The Skeleton Road, the latest standalone novel from Scottish crime writer Val McDermid, combines compelling characters and a cracking pace with an intriguing story that both entertains and enlightens.
The story opens with a skeleton being found in the top of an abandoned Gothic building in Edinburgh, a bullet hole in its skull. The corpse carries no ID, only a hotel keycard in its decaying pocket.
Because it is a skeleton, the case comes under the responsibility of Detective Chief Inspector Karen Pirie of the Historic Cases Unit, who works with the wonderfully named Dr River Wilde, a forensic anthropologist, to try and identify the body.
Elsewhere, Professor Maggie Blake, an expert in geopolitics at Oxford University, is reluctantly celebrating her fiftieth birthday, still mourning the disappearance, eight years earlier of her lover, Dimitar Petrovic, aka Mitja, a Croatian army general and later special adviser to NATO forces. Maggie and Mitja lived through the siege of Dubrovnik in the early 1990s and were living together the UK at the time of his disappearance.

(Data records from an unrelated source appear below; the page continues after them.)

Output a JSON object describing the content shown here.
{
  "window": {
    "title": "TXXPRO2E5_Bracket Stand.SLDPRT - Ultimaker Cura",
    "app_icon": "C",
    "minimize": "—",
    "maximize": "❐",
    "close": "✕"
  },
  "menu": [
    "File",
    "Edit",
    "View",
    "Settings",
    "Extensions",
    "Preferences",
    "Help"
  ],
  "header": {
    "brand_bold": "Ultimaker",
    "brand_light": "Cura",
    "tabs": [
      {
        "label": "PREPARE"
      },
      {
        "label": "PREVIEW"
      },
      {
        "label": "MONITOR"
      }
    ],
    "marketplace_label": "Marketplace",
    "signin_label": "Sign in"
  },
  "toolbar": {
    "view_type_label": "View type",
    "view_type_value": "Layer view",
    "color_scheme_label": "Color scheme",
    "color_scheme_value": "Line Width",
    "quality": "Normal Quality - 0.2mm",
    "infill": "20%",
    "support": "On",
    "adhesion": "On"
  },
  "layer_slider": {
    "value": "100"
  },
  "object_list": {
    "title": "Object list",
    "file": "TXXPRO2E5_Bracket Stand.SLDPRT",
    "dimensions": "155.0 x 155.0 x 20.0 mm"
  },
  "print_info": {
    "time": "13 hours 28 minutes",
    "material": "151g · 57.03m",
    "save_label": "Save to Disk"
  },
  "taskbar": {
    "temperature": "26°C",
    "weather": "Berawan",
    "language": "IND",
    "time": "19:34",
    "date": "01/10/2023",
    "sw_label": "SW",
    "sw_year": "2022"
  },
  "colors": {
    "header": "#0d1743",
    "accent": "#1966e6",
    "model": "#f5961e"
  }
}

Meanwhile, war criminals in hiding are being assassinated before the International Criminal Tribunal for the Former Yugoslavia (ICTFY) can bring them to justice. The new boss at ICTFY, wants whoever’s behind the summary executions brought to justice and pressgangs two underperforming staffers Macanespie and Proctor into an investigation. Maggie’s friend, Tessa Minogue, a Human Rights lawyer involved with the ICTFY, thinks Mitja is responsible for the assassinations, which began shortly after he disappeared. But could the man Maggie loved have left her to become a vigilante?
McDermid acknowledges the inspiration of two women behind this story, one of whom, Dr Kathy Wilkes, like the character of Prof Maggie Blake, ran clandestine philosophy courses behind the Iron Curtain and was caught up in the siege of Dubrovnik; the other, Prof Sue Black, a leading forensic anthropologist, was deployed to Kosovo to investigate atrocities in the wake of the Croatian War. That McDermid has taken the experiences of these two friends and transformed them into a genuinely thrilling read is a measure of her crime writerly brilliance.
The plot unfolds through multiple points of view, the minor characters as skillfully drawn as those whose voices narrate the main plot strands, DCI Karen Pirie, Prof Maggie Blake and bored ICTFY bureaucrat Macanespie. The timeframe moves from the present back to 1990s Dubrovnik via the notes Maggie decides to write down, ‘to revisit her history and perhaps find a different angle, a new truth.’
Maggie is poignantly drawn as an academic who has loved and lost, the stiff upper lip she displays in public masking her private hurt. DCI Karen Pirie, who first appeared in 2008’s A Darker Domain, makes a welcome comeback, a character in the tradition of Miss Marple, who is sharper than she first appears and all the more effective for being underestimated. Macanespie is likewise believable as the bureaucrat motivated as much by self-preservation as by justice.
McDermid’s willingness to put her characters in peril and her refusal to flinch in the face of their pain heightens the suspense.
At the same time, I learned a great deal more about the war in the Balkans than I knew before reading The Skeleton Road. And for me, there’s nothing more satisfying than a crime read that teaches me something about the world while taking me on a wild ride.
How justice is served, and the difference between vengeance and justice, are among the themes underpinning Skeleton Road. When I asked McDermid at a recent Sisters in Crime event in Melbourne about the tendency for her characters to resort to vigilantism and rough justice, she argued that her novels leave readers with a sense of justice having been done, which is often missing from real life.
Whether the ending of Skeleton Road leaves you satisfied or wanting may well depend on your own definition of justice. But I guarantee you’ll enjoy getting there.
The Skeleton Road by Val McDermid (2014) is published by Little Brown.